Faculty of Biological Sciences

Endothelial Cell Biology Unit

Principal Investigators

 

 

Dr Vas Ponnambalam

 

Prof. Shervanthi Homer-Vanniasinkam

 

Central theme: Understanding, diagnosis and treatment of vascular disease

The aim of the Endothelial Cell Biology Unit (ECBU) is to make fundamental advances in understanding the molecular and cellular basis for vascular function and to translate such findings into diagnosis, prevention and cure of cancer, cardiovascular and peripheral arterial disease. The Unit comprises a mixture of PhD students, postdoctoral fellows, clinicians and medical intercalating BSc students. We have an additional 2-3 final year undergraduate Biochemistry, Medical Biochemistry BSc honours and ERASMUS (European exchange programme) project students who work with us in Semesters 1 and 2 (October-March) in each academic year. ECBU was born through existing collaborations between 3 Leeds scientists: Vas Ponnambalam, John Walker and Shervanthi Homer-Vanniasinkam.  VP is a cell biologist and molecular biologist working on membrane trafficking and signalling, JW is a biochemist studying calcium fluxes and enzyme activity, SHV is a vascular surgeon with interests in therapeutic strategies for vascular disease diagnosis, treatment and prevention.Our academic appointments (and teaching duties) are in the School of Molecular and Cellular Biology linked to the Biochemistry and Biological Sciences BSc programmes (VP, JHW) andthe Faculty of Medicine & Health linked to the Medicine MBChB programme (SHV).

ECBU relocated from the old laboratories in the East-West wing of Garstang Building on Mount Preston Street to the newly built Leeds Institute for Genetics, Health & Therapeutics (LIGHT) on Clarendon Way in August 2006. After 8.5 yrs working in this translational facility, ECBU again moved in early 2015 to the laboratories in the North-South wing of the Garstang Building.
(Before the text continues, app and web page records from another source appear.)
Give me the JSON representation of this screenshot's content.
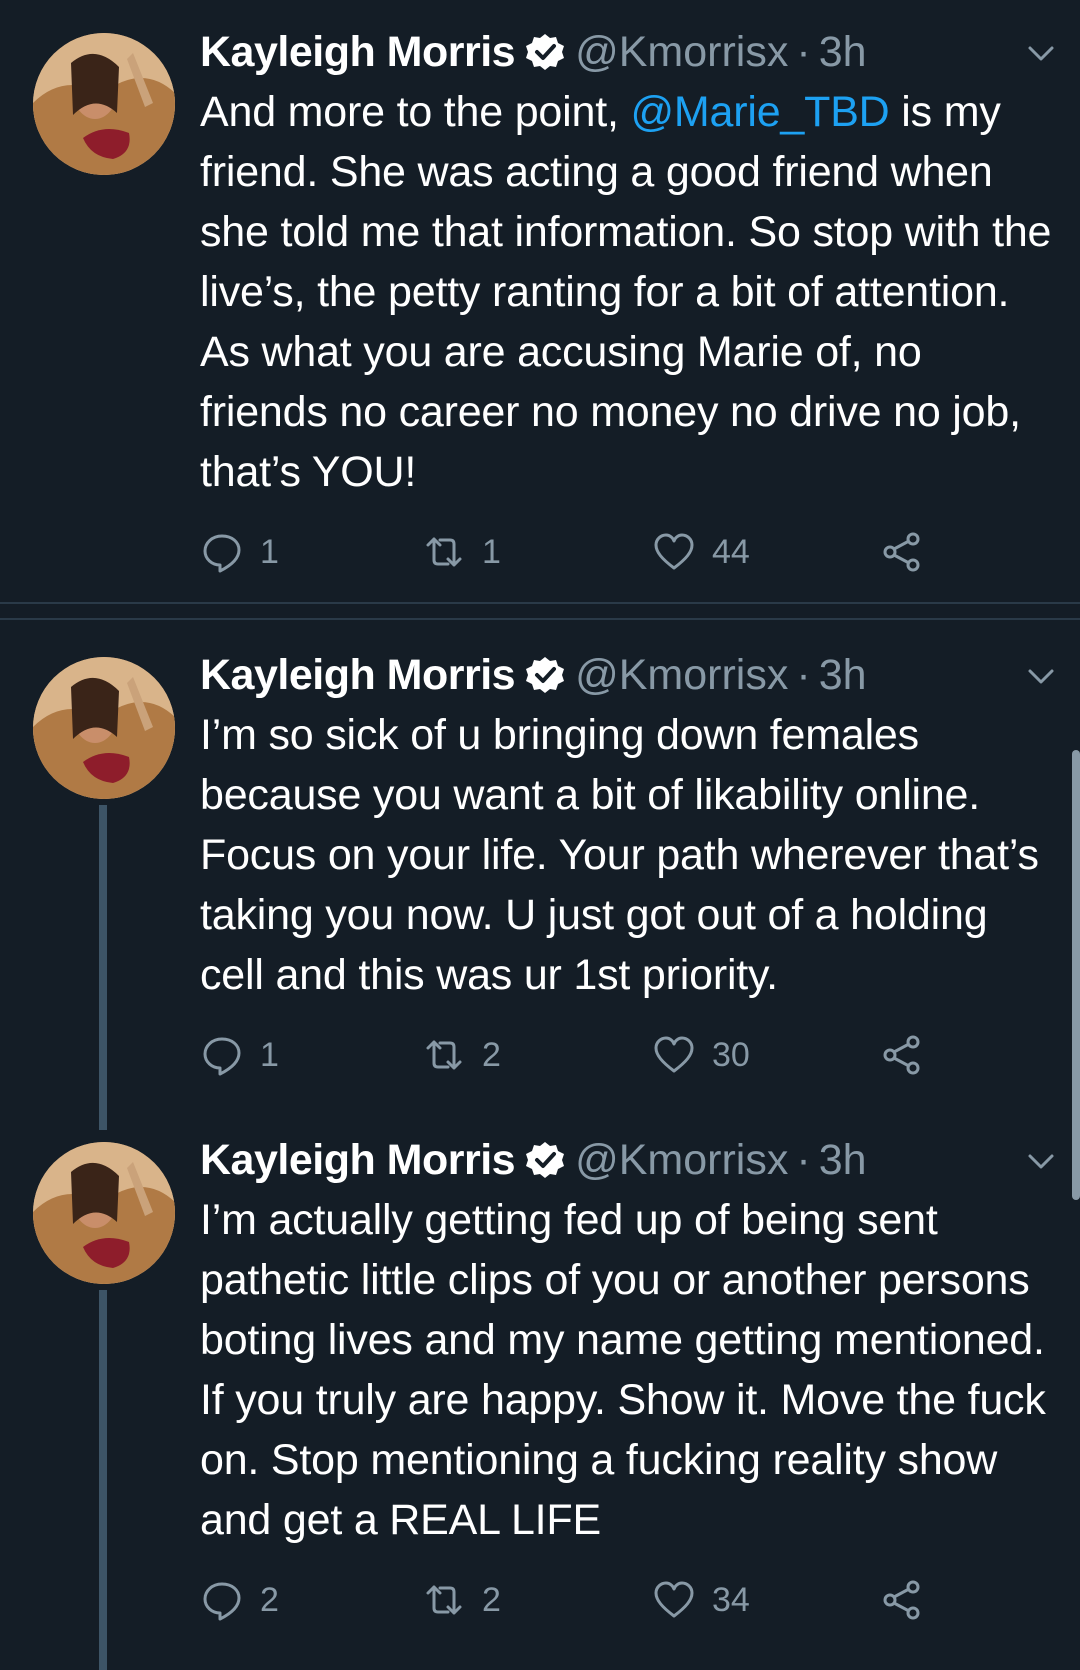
{
  "tweets": [
    {
      "name": "Kayleigh Morris",
      "handle": "@Kmorrisx",
      "dot": "·",
      "time": "3h",
      "text_before": "And more to the point, ",
      "mention": "@Marie_TBD",
      "text_after": " is my friend. She was acting a good friend when she told me that information. So stop with the live’s, the petty ranting for a bit of attention. As what you are accusing Marie of, no friends no career no money no drive no job, that’s YOU!",
      "replies": "1",
      "retweets": "1",
      "likes": "44"
    },
    {
      "name": "Kayleigh Morris",
      "handle": "@Kmorrisx",
      "dot": "·",
      "time": "3h",
      "text": "I’m so sick of u bringing down females because you want a bit of likability online. Focus on your life. Your path wherever that’s taking you now. U just got out of a holding cell and this was ur 1st priority.",
      "replies": "1",
      "retweets": "2",
      "likes": "30"
    },
    {
      "name": "Kayleigh Morris",
      "handle": "@Kmorrisx",
      "dot": "·",
      "time": "3h",
      "text": "I’m actually getting fed up of being sent pathetic little clips of you or another persons boting lives and my name getting mentioned. If you truly are happy. Show it. Move the fuck on. Stop mentioning a fucking reality show and get a REAL LIFE",
      "replies": "2",
      "retweets": "2",
      "likes": "34"
    }
  ],
  "colors": {
    "background": "#141d26",
    "secondary_text": "#8899a6",
    "link": "#1da1f2",
    "thread_line": "#3d5466"
  },
  "icons": [
    "verified-badge-icon",
    "chevron-down-icon",
    "reply-icon",
    "retweet-icon",
    "like-icon",
    "share-icon"
  ]
}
In this new communal laboratory and office space, we share space and facilities with other groups working on membrane protein function, cardiac function, diabetes, neuroscience and biosensors.